● **Requirement**
Under this task are some entries; return every one of them exactly.

● **The input**
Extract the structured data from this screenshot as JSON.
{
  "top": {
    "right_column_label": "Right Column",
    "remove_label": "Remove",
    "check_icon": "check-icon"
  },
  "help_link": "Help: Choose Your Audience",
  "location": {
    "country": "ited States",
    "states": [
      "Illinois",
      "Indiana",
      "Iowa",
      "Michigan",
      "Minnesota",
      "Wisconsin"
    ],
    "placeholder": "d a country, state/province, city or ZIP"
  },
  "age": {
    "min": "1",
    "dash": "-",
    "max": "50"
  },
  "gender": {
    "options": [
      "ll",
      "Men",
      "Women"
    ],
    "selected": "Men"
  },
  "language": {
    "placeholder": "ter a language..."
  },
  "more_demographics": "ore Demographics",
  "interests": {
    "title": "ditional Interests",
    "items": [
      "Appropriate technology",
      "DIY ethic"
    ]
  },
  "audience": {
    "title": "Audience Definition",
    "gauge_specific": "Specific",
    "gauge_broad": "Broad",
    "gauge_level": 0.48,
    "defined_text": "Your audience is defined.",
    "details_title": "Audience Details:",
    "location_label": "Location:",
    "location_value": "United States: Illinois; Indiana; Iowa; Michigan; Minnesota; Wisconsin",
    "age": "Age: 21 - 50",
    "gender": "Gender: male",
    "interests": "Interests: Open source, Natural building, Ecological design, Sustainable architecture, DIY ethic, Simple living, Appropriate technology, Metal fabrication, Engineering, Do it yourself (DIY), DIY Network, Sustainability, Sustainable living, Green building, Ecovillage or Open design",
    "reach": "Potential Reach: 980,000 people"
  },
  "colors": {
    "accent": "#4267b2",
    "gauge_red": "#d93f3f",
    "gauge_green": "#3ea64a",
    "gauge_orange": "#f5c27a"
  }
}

● **Response to the exercise**
Extract the structured data from this screenshot as JSON.
{
  "top": {
    "right_column_label": "Right Column",
    "remove_label": "Remove",
    "check_icon": "check-icon"
  },
  "help_link": "Help: Choose Your Audience",
  "location": {
    "country": "ited States",
    "states": [
      "Illinois",
      "Indiana",
      "Iowa",
      "Michigan",
      "Minnesota",
      "Wisconsin"
    ],
    "placeholder": "d a country, state/province, city or ZIP"
  },
  "age": {
    "min": "1",
    "dash": "-",
    "max": "50"
  },
  "gender": {
    "options": [
      "ll",
      "Men",
      "Women"
    ],
    "selected": "Men"
  },
  "language": {
    "placeholder": "ter a language..."
  },
  "more_demographics": "ore Demographics",
  "interests": {
    "title": "ditional Interests",
    "items": [
      "Appropriate technology",
      "DIY ethic"
    ]
  },
  "audience": {
    "title": "Audience Definition",
    "gauge_specific": "Specific",
    "gauge_broad": "Broad",
    "gauge_level": 0.48,
    "defined_text": "Your audience is defined.",
    "details_title": "Audience Details:",
    "location_label": "Location:",
    "location_value": "United States: Illinois; Indiana; Iowa; Michigan; Minnesota; Wisconsin",
    "age": "Age: 21 - 50",
    "gender": "Gender: male",
    "interests": "Interests: Open source, Natural building, Ecological design, Sustainable architecture, DIY ethic, Simple living, Appropriate technology, Metal fabrication, Engineering, Do it yourself (DIY), DIY Network, Sustainability, Sustainable living, Green building, Ecovillage or Open design",
    "reach": "Potential Reach: 980,000 people"
  },
  "colors": {
    "accent": "#4267b2",
    "gauge_red": "#d93f3f",
    "gauge_green": "#3ea64a",
    "gauge_orange": "#f5c27a"
  }
}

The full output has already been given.